A: Research convincingly shows that formula marketing — including samples — has a significant effect on breastfeeding. Women who receive commercial formula sample “discharge bags” in hospitals breastfeed for shorter durations and are less likely to breastfeed exclusively. Even women who receive formula company branded bags without formula inside them have been shown to breastfeed less than those who do not. In combination with the high volume of formula company advertising many women encounter while they are pregnant, whether in email or regular mail form, television, or online, there is no question that formula marketing has an effect on us. Formula companies spend millions of dollars on marketing — because it works.
Q:Are you trying to force women to formula feed their babies? Does your campaign vilify women who formula feed?

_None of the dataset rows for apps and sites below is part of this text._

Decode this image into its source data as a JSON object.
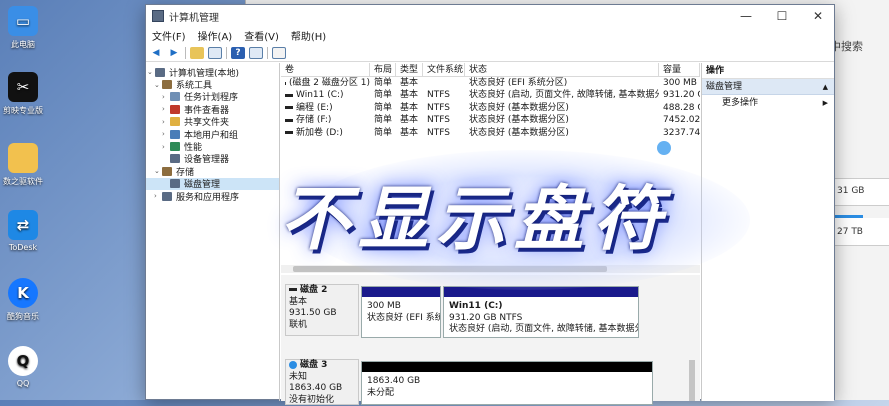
{
  "desktop": {
    "icons": [
      {
        "label": "此电脑",
        "icon": "monitor-icon",
        "color": "#3a8ee6"
      },
      {
        "label": "剪映专业版",
        "icon": "capcut-icon",
        "color": "#111111"
      },
      {
        "label": "数之驱软件",
        "icon": "folder-icon",
        "color": "#f2c14e"
      },
      {
        "label": "ToDesk",
        "icon": "todesk-icon",
        "color": "#1e88e5"
      },
      {
        "label": "酷狗音乐",
        "icon": "kugou-icon",
        "color": "#1677ff"
      },
      {
        "label": "QQ",
        "icon": "qq-icon",
        "color": "#ffffff"
      }
    ]
  },
  "back_window": {
    "search_text": "中搜索",
    "rows": [
      "31 GB",
      "27 TB"
    ]
  },
  "window": {
    "title": "计算机管理",
    "controls": {
      "minimize": "—",
      "maximize": "☐",
      "close": "✕"
    },
    "menu": [
      "文件(F)",
      "操作(A)",
      "查看(V)",
      "帮助(H)"
    ]
  },
  "tree": [
    {
      "label": "计算机管理(本地)",
      "level": 0,
      "chevron": "⌄",
      "icon_color": "#5a6b84"
    },
    {
      "label": "系统工具",
      "level": 1,
      "chevron": "⌄",
      "icon_color": "#8c6d3f"
    },
    {
      "label": "任务计划程序",
      "level": 2,
      "chevron": "›",
      "icon_color": "#6f8fb5"
    },
    {
      "label": "事件查看器",
      "level": 2,
      "chevron": "›",
      "icon_color": "#c0392b"
    },
    {
      "label": "共享文件夹",
      "level": 2,
      "chevron": "›",
      "icon_color": "#e0b040"
    },
    {
      "label": "本地用户和组",
      "level": 2,
      "chevron": "›",
      "icon_color": "#4a7db8"
    },
    {
      "label": "性能",
      "level": 2,
      "chevron": "›",
      "icon_color": "#2e8b57"
    },
    {
      "label": "设备管理器",
      "level": 2,
      "chevron": "",
      "icon_color": "#5a6b84"
    },
    {
      "label": "存储",
      "level": 1,
      "chevron": "⌄",
      "icon_color": "#8c6d3f"
    },
    {
      "label": "磁盘管理",
      "level": 2,
      "chevron": "",
      "icon_color": "#5a6b84",
      "selected": true
    },
    {
      "label": "服务和应用程序",
      "level": 1,
      "chevron": "›",
      "icon_color": "#5a6b84"
    }
  ],
  "volumes": {
    "headers": [
      "卷",
      "布局",
      "类型",
      "文件系统",
      "状态",
      "容量"
    ],
    "rows": [
      [
        "(磁盘 2 磁盘分区 1)",
        "简单",
        "基本",
        "",
        "状态良好 (EFI 系统分区)",
        "300 MB"
      ],
      [
        "Win11 (C:)",
        "简单",
        "基本",
        "NTFS",
        "状态良好 (启动, 页面文件, 故障转储, 基本数据分区)",
        "931.20 G"
      ],
      [
        "编程 (E:)",
        "简单",
        "基本",
        "NTFS",
        "状态良好 (基本数据分区)",
        "488.28 G"
      ],
      [
        "存储 (F:)",
        "简单",
        "基本",
        "NTFS",
        "状态良好 (基本数据分区)",
        "7452.02"
      ],
      [
        "新加卷 (D:)",
        "简单",
        "基本",
        "NTFS",
        "状态良好 (基本数据分区)",
        "3237.74"
      ]
    ]
  },
  "actions": {
    "header": "操作",
    "section": "磁盘管理",
    "more": "更多操作"
  },
  "disks": [
    {
      "name": "磁盘 2",
      "lines": [
        "基本",
        "931.50 GB",
        "联机"
      ],
      "partitions": [
        {
          "title": "",
          "size": "300 MB",
          "status": "状态良好 (EFI 系统分",
          "cap_color": "#1a1a8c"
        },
        {
          "title": "Win11  (C:)",
          "size": "931.20 GB NTFS",
          "status": "状态良好 (启动, 页面文件, 故障转储, 基本数据分区)",
          "cap_color": "#1a1a8c"
        }
      ]
    },
    {
      "name": "磁盘 3",
      "lines": [
        "未知",
        "1863.40 GB",
        "没有初始化"
      ],
      "partitions": [
        {
          "title": "",
          "size": "1863.40 GB",
          "status": "未分配",
          "cap_color": "#000000"
        }
      ]
    }
  ],
  "overlay_text": "不显示盘符"
}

A: Our campaign to stop marketing of formula in healthcare facilities is not about individual families’ choices about how they will feed their children. Our concern is with how and where infant formula is marketed. Breastfeeding has been clinically shown to be best for babies and mothers’ health, and as such it makes sense for healthcare providers to recommend and support it. Most women are able to breastfeed if they have access to appropriate support systems. However, we recognize that for some women, breastfeeding is not the best option or is not possible. Commercial infant formula is readily available to these women and their families, and we are not trying to eliminate the product, nor are we passing judgment on women who cannot or choose not to breastfeed. But, the vast majority of women (80 percent) enter the hospital intending to breastfeed. In order to support these mothers in fulfilling this intention, we believe healthcare facilities must provide adequate support, which includes removing formula marketing from their premises.

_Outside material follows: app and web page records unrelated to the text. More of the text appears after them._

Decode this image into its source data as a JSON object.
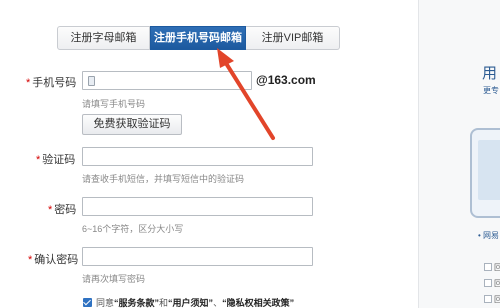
{
  "tabs": [
    {
      "label": "注册字母邮箱"
    },
    {
      "label": "注册手机号码邮箱"
    },
    {
      "label": "注册VIP邮箱"
    }
  ],
  "form": {
    "phone": {
      "label": "手机号码",
      "value": "",
      "hint": "请填写手机号码",
      "suffix": "@163.com"
    },
    "get_code_button": "免费获取验证码",
    "code": {
      "label": "验证码",
      "value": "",
      "hint": "请查收手机短信，并填写短信中的验证码"
    },
    "password": {
      "label": "密码",
      "value": "",
      "hint": "6~16个字符，区分大小写"
    },
    "confirm": {
      "label": "确认密码",
      "value": "",
      "hint": "请再次填写密码"
    },
    "required_mark": "*",
    "agreement": {
      "prefix": "同意",
      "terms": "“服务条款”",
      "and": "和",
      "notice": "“用户须知”",
      "sep": "、",
      "privacy": "“隐私权相关政策”",
      "checked": true
    }
  },
  "sidebar": {
    "title": "用",
    "subtitle": "更专",
    "link": "• 网易",
    "checks": [
      "回",
      "回",
      "回"
    ]
  },
  "colors": {
    "accent": "#1d5a9f",
    "arrow": "#e2452a",
    "required": "#d40000"
  }
}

Q:The cost of formula is very high. For women who formula feed, doesn’t your campaign seek to deny them a much needed free product?
A: As the folks at Ban the Bags point out, the samples provided in discharge bags are not really “free.” The formula industry provides the most expensive varieties of formula in these sample bags. Believing (understandably) that the formula provided for them at the hospital must be best, most mothers continue to use the same brand once they leave – and that’s exactly what formula companies intend. When families continue using the brand name formulas given for “free” in discharge bags, it will cost at least $700 extra per year.
Q: Our hospital already eliminated industry-provided formula samples, but we received your letter and are on your list. Why?
A: First, congratulations! We commend you for taking this important step. Second, we apologize. In our efforts to reach as many of the hospitals that continue to permit formula marketing in their facilities as possible, we may have inadvertently included some that have already eliminated formula marketing. Please let us know and we will remove you from our list immediately.
Questions? Need more info? Contact Liz Ben-Ishai at email@example.com